Dataset rows for apps and sites:

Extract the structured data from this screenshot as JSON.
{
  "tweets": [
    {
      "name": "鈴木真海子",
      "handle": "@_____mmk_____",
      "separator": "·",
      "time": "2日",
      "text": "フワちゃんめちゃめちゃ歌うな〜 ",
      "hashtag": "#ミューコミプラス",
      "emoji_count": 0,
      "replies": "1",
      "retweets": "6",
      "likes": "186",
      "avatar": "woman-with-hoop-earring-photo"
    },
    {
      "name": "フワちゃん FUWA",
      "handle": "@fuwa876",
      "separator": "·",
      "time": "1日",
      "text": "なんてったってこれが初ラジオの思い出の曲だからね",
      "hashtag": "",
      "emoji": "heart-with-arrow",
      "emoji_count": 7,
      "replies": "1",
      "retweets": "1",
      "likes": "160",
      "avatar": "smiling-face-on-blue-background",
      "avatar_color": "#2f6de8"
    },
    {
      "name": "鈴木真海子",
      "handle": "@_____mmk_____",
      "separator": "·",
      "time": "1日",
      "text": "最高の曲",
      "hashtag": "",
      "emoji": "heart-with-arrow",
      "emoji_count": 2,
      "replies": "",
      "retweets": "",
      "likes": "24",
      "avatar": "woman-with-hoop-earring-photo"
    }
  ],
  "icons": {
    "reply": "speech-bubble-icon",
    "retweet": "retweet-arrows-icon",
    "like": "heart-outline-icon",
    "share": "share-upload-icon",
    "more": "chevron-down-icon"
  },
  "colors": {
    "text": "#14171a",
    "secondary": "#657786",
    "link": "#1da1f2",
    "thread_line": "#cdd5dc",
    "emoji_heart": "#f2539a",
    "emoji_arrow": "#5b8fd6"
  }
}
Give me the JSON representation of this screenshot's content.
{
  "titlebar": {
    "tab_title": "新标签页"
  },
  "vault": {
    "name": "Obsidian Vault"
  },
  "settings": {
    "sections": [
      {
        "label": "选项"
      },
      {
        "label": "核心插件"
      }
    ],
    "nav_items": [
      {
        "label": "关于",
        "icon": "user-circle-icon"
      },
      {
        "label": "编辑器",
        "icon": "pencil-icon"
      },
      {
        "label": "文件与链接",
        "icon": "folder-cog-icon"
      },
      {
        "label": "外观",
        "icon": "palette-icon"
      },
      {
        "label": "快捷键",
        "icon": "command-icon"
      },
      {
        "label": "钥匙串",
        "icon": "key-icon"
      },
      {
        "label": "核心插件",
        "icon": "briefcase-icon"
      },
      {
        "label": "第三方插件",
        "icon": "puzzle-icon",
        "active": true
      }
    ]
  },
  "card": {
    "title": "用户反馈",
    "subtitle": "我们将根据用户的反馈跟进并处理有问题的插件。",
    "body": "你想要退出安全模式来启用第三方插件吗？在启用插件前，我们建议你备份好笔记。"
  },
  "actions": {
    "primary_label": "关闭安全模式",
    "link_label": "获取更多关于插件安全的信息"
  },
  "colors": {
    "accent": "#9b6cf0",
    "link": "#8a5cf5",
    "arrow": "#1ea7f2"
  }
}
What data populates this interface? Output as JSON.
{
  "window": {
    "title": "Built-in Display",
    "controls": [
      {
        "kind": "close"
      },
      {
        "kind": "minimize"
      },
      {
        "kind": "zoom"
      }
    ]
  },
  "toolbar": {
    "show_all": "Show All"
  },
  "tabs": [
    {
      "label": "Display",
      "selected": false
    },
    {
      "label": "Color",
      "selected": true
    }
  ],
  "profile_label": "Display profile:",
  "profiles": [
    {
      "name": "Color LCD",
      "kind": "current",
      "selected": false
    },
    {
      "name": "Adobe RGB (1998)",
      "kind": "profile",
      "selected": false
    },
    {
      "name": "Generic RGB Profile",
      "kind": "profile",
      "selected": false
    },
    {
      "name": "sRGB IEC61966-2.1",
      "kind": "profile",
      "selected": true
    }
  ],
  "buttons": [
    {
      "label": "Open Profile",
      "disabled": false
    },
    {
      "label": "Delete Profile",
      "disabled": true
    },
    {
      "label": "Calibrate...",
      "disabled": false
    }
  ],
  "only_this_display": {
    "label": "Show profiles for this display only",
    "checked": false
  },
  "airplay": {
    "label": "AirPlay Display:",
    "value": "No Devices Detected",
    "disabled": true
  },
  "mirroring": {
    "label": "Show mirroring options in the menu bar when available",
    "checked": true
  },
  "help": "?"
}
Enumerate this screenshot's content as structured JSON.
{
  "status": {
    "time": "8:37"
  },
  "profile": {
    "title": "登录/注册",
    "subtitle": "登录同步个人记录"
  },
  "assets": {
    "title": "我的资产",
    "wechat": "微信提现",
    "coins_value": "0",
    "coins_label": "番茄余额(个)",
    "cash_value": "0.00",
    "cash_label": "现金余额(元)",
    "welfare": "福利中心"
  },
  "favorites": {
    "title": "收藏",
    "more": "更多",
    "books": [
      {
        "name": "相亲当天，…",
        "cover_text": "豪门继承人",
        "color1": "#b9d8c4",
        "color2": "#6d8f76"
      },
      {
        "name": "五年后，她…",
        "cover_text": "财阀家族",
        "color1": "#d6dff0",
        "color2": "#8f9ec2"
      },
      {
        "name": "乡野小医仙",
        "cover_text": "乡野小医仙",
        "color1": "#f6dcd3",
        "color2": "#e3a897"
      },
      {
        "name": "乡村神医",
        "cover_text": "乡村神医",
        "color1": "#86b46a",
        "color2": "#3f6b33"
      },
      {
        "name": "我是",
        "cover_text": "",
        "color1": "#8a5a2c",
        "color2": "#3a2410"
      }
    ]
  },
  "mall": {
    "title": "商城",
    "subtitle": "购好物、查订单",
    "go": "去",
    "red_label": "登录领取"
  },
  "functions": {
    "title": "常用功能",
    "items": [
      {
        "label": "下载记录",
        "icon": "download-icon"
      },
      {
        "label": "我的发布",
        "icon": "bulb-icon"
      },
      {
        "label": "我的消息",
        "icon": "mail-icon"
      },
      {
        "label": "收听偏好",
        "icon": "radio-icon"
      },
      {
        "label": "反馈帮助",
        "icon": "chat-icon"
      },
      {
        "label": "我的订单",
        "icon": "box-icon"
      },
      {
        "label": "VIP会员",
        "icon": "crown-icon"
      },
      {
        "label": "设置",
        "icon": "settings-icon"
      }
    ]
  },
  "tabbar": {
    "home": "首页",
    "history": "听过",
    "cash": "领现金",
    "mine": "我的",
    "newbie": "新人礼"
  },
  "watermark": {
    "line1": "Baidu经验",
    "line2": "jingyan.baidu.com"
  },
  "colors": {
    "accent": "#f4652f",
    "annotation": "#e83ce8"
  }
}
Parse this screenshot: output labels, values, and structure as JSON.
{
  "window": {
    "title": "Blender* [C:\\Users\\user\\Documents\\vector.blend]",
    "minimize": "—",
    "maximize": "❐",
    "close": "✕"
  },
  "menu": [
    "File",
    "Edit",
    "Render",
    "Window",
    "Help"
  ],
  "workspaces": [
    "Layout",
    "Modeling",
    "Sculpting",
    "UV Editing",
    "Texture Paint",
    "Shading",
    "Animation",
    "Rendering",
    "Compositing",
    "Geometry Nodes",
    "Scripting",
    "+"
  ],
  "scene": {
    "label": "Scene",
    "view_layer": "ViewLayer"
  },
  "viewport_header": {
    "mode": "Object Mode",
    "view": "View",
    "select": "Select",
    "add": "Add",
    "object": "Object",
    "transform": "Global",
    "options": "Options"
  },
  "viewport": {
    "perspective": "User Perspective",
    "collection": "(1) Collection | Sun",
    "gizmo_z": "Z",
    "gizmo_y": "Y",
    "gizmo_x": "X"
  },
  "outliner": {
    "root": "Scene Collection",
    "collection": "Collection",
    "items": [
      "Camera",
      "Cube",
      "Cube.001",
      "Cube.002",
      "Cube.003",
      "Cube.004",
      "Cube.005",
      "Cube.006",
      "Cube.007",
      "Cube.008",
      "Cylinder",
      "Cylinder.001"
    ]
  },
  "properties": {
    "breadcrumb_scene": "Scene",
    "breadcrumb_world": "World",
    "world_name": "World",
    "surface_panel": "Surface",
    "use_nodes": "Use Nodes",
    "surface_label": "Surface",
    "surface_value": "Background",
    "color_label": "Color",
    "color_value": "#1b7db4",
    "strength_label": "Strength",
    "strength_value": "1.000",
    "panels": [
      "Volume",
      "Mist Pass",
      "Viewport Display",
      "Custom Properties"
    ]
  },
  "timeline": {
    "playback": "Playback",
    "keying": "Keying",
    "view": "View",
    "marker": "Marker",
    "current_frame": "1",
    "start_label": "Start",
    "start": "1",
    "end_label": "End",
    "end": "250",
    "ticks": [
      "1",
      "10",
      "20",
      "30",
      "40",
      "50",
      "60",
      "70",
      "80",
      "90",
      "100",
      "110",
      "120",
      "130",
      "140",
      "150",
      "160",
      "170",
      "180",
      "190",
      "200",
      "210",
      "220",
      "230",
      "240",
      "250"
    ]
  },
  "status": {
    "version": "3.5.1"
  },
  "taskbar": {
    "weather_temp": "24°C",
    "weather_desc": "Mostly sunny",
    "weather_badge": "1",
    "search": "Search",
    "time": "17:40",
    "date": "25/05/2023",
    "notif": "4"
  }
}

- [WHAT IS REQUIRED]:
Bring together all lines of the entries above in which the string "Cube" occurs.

- [YOUR SOLUTION]:
      "Cube",
      "Cube.001",
      "Cube.002",
      "Cube.003",
      "Cube.004",
      "Cube.005",
      "Cube.006",
      "Cube.007",
      "Cube.008",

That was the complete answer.